» **What to produce**: Work out how many lines in this listing hold the word "Idle", and give the number with nothing added.

» **Data excerpts**:

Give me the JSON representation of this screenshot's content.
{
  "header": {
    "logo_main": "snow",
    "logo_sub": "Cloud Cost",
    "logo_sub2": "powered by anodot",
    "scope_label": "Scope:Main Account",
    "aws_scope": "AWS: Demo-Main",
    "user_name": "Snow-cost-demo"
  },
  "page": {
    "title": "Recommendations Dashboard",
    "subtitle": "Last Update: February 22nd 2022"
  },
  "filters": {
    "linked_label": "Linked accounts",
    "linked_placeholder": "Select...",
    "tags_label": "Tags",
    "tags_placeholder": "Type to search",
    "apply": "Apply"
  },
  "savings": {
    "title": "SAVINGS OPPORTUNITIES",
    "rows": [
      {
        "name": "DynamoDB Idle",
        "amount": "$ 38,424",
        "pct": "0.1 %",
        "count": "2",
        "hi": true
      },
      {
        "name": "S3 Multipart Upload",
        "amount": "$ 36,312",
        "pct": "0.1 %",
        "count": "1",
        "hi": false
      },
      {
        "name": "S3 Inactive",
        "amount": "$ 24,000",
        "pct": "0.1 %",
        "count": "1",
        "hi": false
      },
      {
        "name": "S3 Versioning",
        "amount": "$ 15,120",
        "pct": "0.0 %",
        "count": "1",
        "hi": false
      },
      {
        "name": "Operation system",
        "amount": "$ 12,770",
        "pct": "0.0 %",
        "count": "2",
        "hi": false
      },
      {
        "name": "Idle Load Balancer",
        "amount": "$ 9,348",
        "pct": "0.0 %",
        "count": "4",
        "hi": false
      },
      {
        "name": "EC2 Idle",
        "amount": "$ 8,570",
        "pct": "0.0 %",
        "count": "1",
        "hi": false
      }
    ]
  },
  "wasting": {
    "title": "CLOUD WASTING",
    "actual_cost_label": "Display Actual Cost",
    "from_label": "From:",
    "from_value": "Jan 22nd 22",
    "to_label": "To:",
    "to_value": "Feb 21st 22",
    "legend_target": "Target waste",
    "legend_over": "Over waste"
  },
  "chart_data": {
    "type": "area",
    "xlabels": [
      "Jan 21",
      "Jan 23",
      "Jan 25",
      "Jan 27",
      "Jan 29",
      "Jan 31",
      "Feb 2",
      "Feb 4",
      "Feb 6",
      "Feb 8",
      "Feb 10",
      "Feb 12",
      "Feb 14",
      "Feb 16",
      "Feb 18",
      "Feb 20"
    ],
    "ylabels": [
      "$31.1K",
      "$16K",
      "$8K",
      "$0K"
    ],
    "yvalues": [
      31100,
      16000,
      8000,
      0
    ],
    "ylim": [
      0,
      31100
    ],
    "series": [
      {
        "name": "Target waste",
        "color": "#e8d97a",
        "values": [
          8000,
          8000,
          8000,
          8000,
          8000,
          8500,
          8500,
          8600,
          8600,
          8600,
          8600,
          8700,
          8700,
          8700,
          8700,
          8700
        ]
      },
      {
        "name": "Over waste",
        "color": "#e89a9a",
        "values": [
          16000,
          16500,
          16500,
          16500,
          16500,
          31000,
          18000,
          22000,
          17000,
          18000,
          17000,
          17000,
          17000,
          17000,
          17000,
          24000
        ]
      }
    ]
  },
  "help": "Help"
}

» **Result of this exercise**: 3